There are many examples of this kind of peer pressure in the Bible. One Old Testament example that comes to mind is Naaman, commander of the Syrian army. Naaman was a mighty man of valor, but he was also a leper (II Kings 5:1). Leprosy was a dreadful disease. It's been described by some as sort of a living death. The person lives, but their flesh decays. Extremities such as fingers have been known to rot and fall off. What could a person do to overcome leprosy? Not much in that day. However, Naaman was very fortunate. Elisha, a prophet of Israel, gave special instructions for him to go and wash himself in the Jordan River seven times. If he did this, his leprosy would be healed!
One would think that Naaman would be excited about this wonderful news, but he wasn't. II Kings 5:11,12 records - "But Naaman became furious, and went away and said, 'Indeed, I said to myself, "He will surely come out to me, and stand and call on the name of the LORD his God, and wave his hand over the place, and heal the leprosy." Are not the Abanah and the Pharpar, the rivers of Damascus, better than all the waters of Israel? Could I not wash in them and be clean?' So he turned and went away in a rage." Naaman's pride caused him to expect that Elisha would come out and heal him. He was disappointed in this regard, and then was told to go and wash in the Jordan. He was offended by such a suggestion! After all, there were much better rivers that he could wash in--or so he thought.
As Naaman stormed off in a rage, his servants approached him and said - "My father, if the prophet had told you to do something great, would you not have done it? How much more then, when he says to you, 'Wash, and be clean'?" (II Kings 5:13). Do you see what is going on here? Peer pressure! Initially, Naaman was not going to obey, but his companions influenced him to do what was right. The next verse indicates that he did obey the prophet and was healed!
Friends, this is the type of peer pressure that is needed today! We shouldn't mind this type of peer pressure. Anytime our companions influence us to do things that are right, we should listen to them and comply, like Naaman did. Yes, he was reluctant at first to obey God, but his companions encouraged him to look at the situation from the proper perspective. Certainly Naaman, after he was cleansed, was thrilled that his servants talked some sense into him and exerted their influence upon him for good.
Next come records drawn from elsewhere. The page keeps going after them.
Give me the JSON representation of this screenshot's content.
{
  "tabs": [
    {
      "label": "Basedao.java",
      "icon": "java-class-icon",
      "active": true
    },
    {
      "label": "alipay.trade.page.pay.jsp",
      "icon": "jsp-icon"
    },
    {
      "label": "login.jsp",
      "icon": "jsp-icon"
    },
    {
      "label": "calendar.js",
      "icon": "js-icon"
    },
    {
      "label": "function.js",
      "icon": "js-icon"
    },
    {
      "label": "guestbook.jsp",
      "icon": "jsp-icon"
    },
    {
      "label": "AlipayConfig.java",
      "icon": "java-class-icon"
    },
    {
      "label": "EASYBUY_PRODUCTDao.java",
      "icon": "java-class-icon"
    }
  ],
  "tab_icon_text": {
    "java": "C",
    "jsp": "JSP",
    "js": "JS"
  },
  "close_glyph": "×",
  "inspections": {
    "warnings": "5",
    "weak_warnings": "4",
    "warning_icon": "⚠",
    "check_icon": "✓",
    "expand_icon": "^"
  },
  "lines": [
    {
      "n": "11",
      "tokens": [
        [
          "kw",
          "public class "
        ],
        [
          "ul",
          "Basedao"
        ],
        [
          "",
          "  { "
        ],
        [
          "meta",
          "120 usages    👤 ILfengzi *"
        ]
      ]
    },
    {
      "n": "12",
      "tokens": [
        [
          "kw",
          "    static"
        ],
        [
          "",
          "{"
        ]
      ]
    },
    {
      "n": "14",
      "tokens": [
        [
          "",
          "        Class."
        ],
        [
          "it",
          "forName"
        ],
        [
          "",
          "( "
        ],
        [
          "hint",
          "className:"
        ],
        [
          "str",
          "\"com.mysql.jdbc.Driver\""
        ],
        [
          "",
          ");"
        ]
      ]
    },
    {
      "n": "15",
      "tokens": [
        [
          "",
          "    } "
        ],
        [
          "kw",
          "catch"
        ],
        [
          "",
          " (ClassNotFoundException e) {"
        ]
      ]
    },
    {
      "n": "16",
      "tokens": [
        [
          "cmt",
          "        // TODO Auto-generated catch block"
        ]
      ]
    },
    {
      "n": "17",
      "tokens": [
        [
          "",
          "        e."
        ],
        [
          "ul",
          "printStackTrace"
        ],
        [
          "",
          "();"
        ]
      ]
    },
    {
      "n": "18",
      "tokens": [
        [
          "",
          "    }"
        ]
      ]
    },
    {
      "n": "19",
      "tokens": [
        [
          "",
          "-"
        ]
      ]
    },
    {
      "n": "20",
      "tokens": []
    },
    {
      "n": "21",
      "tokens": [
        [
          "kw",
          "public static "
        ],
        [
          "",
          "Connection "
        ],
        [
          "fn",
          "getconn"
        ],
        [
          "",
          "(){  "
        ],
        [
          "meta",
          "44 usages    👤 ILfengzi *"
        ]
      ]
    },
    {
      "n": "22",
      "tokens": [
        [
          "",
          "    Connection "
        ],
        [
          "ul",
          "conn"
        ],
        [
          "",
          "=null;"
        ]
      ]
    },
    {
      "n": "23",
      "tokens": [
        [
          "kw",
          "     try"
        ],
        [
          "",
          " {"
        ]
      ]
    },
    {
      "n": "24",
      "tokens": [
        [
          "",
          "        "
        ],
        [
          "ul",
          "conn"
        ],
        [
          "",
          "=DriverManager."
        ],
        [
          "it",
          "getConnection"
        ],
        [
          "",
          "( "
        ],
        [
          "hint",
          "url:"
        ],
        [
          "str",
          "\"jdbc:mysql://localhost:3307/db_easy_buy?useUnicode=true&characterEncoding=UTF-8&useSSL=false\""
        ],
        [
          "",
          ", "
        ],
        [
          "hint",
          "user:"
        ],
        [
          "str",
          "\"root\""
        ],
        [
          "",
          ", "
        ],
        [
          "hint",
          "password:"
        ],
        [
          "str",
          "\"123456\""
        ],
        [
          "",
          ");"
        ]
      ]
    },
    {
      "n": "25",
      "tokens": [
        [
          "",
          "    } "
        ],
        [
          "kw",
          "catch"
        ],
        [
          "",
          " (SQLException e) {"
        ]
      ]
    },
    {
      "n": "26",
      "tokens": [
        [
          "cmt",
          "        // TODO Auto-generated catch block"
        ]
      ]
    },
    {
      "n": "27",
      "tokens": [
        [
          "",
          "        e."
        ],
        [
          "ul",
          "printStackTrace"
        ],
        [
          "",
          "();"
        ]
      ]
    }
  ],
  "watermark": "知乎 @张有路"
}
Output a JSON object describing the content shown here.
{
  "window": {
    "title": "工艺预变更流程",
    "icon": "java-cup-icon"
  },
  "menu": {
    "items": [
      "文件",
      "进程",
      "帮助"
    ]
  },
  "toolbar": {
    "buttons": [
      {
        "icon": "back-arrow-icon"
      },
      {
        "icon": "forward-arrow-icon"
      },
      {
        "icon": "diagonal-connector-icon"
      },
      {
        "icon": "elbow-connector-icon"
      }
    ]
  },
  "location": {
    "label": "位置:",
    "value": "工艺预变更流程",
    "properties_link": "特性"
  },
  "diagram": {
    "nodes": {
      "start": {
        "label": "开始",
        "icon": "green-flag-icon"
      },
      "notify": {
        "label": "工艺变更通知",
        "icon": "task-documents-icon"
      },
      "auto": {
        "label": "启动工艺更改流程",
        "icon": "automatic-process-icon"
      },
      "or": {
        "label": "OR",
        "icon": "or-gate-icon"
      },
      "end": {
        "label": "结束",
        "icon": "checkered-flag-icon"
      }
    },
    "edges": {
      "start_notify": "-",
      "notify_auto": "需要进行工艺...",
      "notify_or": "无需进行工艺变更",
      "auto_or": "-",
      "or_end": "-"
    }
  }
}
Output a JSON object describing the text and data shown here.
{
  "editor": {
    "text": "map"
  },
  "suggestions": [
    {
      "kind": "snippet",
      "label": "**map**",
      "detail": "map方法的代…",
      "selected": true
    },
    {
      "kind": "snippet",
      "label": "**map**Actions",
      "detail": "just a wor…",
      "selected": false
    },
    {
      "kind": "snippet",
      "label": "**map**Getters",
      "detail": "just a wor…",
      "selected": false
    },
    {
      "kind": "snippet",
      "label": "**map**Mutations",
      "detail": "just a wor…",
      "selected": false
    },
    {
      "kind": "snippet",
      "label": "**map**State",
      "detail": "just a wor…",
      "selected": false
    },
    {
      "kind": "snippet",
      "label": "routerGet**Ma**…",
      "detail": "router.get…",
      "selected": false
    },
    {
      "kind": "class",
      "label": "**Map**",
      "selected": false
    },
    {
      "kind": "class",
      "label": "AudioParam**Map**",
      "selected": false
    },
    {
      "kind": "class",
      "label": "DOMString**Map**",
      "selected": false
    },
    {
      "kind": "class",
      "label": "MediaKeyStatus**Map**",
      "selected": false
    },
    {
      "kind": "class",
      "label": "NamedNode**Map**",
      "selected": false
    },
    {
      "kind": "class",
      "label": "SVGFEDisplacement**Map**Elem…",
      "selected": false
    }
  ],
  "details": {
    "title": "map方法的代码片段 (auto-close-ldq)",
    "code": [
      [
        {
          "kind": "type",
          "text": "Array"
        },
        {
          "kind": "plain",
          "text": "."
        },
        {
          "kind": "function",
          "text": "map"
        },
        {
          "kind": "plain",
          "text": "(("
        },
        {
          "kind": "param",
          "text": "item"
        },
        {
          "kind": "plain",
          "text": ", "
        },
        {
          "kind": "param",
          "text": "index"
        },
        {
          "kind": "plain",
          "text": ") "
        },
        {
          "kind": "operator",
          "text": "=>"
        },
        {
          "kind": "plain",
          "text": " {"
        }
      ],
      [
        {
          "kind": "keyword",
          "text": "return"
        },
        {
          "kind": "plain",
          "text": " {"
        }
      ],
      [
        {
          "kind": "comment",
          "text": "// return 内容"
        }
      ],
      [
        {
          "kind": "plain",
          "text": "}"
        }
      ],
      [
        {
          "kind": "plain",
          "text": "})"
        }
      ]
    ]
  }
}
We need companions like this today, and we need to be companions like this. We need encouragement to do that which is right, and we ought to be encouraging others in the way of righteousness (cf. Heb. 3:13).